The last few years in Bordeaux we have seen a number of trends emerging, some encouraging, some less so and some outright worrying. Of course the seemingly relentless price increases regardless of reasoning (small vintage + price increase, strong vintage = price increase, medium vintage = price increase) is the prime concern as it is difficult to imagine such pricing will be sustainable for the long term.
Additionally, uncertainty in the current economic climate has the potential to threaten the global supply chain (in wine and beyond) as a whole. But, and there is always a but, it is important never to lose focus on what matters the most. That is, of course the quality and the character of the wine. As ever we will be going to the Gironde this year to assess the quality of the vintage and report back on individual wines but it’s worth discussing what we know about the growing season to anticipate what we can expect of the 2019s.
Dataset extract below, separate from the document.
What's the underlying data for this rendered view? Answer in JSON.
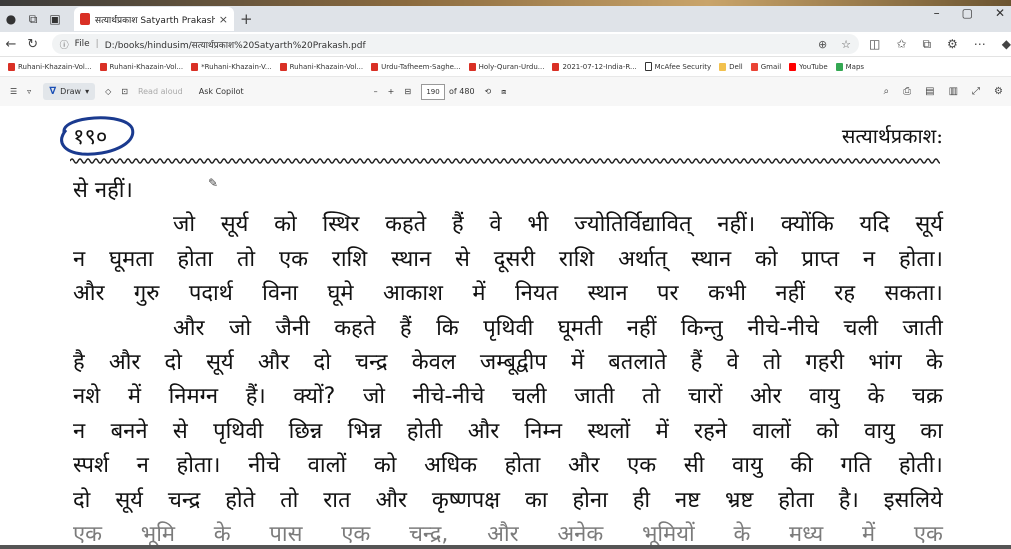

One of our most trusted sources for information coming out of Bordeaux is of course Jane Anson. Writing for Decanter, she has summed up the outlook for the 2019 vintage as one of general balance and middle of the road conditions, which of course gave the winemakers all they needed to make great wine. Free from the late Spring frost that proved nearly catastrophic in 2017 or the mildew that put pressure on biodynamic properties in 2018, 2019 passed more or less without incident in terms of viticultural hazards.
“Free from the late Spring frost in 2017 or the mildew in 2018, 2019 passed more or less without incident in terms of viticultural hazards.”
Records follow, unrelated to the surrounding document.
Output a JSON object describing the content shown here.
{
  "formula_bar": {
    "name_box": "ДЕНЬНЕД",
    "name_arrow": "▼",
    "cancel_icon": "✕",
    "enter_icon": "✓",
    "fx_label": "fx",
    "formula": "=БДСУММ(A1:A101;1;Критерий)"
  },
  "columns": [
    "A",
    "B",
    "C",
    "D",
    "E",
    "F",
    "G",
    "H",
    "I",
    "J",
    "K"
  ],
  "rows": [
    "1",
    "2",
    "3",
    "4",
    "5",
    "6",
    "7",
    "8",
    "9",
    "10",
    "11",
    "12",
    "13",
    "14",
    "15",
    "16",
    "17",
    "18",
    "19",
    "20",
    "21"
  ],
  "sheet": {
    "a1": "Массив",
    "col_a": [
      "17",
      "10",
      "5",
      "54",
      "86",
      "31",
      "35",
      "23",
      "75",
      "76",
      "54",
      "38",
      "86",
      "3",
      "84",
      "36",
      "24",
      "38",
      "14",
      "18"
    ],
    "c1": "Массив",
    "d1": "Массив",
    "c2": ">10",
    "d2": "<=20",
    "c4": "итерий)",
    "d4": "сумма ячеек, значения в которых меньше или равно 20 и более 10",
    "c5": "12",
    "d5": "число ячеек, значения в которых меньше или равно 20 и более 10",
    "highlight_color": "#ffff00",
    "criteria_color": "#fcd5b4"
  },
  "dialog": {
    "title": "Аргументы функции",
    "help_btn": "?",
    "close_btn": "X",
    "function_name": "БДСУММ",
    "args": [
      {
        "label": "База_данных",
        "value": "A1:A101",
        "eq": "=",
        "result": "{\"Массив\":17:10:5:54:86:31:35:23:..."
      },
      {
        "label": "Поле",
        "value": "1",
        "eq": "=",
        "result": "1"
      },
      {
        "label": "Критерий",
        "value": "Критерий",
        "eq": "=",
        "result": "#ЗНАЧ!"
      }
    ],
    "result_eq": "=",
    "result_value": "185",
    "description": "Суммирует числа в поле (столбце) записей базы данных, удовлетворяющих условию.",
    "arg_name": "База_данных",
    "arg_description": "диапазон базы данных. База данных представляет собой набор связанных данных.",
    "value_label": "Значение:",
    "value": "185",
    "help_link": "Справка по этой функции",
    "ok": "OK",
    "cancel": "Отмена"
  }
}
A heatwave in June culminating in a 40°C+ day in July offered growers the closest approach to a genuine stretch of difficulty as the vines came close to hydric stress. Heavy rains at the end of July however came to the rescue, while moderate rainfall through August ensured that the vines carried on through to harvest with good vigour and high quality fruit.
Gavin Quinney, writing for JancisRobinson.com has described the resulting alcohol levels as more or less in line with a dry, fairly hot vintage, generally between 13 and 14% for the Cabernets and 14-14.5% for the Merlot. Volumes are close to average if a bit down on the past decade’s trend, but quantities are up from 2017 and down from 2016, remaining in line with 2018.
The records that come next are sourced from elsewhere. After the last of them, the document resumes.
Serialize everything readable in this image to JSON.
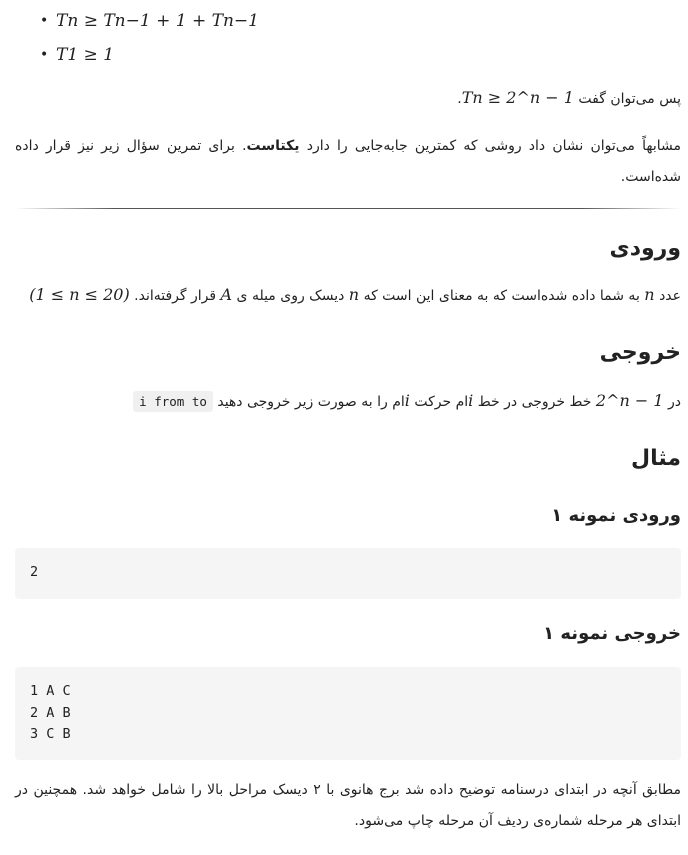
{
  "bullets": {
    "item1": "Tn ≥ Tn−1 + 1 + Tn−1",
    "item2": "T1 ≥ 1"
  },
  "conclusion": {
    "text": "پس می‌توان گفت",
    "formula": "Tn ≥ 2^n − 1",
    "end": "."
  },
  "paragraph1": {
    "before": "مشابهاً می‌توان نشان داد روشی که کمترین جابه‌جایی را دارد ",
    "bold": "یکتاست",
    "after": ". برای تمرین سؤال زیر نیز قرار داده شده‌است."
  },
  "input_section": {
    "heading": "ورودی",
    "t1": "عدد",
    "t2": "به شما داده شده‌است که به معنای این است که",
    "t3": "دیسک روی میله ی",
    "t4": "قرار گرفته‌اند.",
    "var_n": "n",
    "var_A": "A",
    "constraint": "(1 ≤ n ≤ 20)"
  },
  "output_section": {
    "heading": "خروجی",
    "t1": "در",
    "formula": "2^n − 1",
    "t2": "خط خروجی در خط",
    "var_i": "i",
    "t3": "ام حرکت",
    "t4": "ام را به صورت زیر خروجی دهید",
    "code": "i from to"
  },
  "example_heading": "مثال",
  "sample_input": {
    "heading": "ورودی نمونه ۱",
    "lines": [
      "2"
    ]
  },
  "sample_output": {
    "heading": "خروجی نمونه ۱",
    "lines": [
      "1 A C",
      "2 A B",
      "3 C B"
    ]
  },
  "explanation": "مطابق آنچه در ابتدای درسنامه توضیح داده شد برج هانوی با ۲ دیسک مراحل بالا را شامل خواهد شد. همچنین در ابتدای هر مرحله شماره‌ی ردیف آن مرحله چاپ می‌شود."
}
Jane Anson described the tank samples she’d tasted as promising, with early indicators showing “high sugar content mixed with high acidities, lots of tannins and good deep colours” as well as “excellent aromatics.” She does suggest that the fruit profile is not quite as seductive as it had been for the 2018s at this stage but given the often over-the-top style of the 2018s, especially on the Right Bank, that is no bad thing and indeed for those who are tired of blustery Bordeaux, 2019 may prove to be a better, more enjoyable vintage.
“For those who are tired of blustery Bordeaux, 2019 may prove to be a better, more enjoyable vintage.”
We can discuss economic conditions geopolitical factors until the cows come home but that’s not what a wine merchant is for. At its heart this is all about the juice and En Primeur is (or should be) about getting the wine that we want. Given the information we have to hand about the 2019 vintage, it seems that this could be a very compelling year to get stuck in with Primeurs.
We will keep you posted on our favourite Chateaux as well as the appellations and trends to look out for when we get our feet on the ground next month. Hopefully we will be reaffirming our positive outlook on the quality of the wines and any non-vinous distractions are kept to a minimum!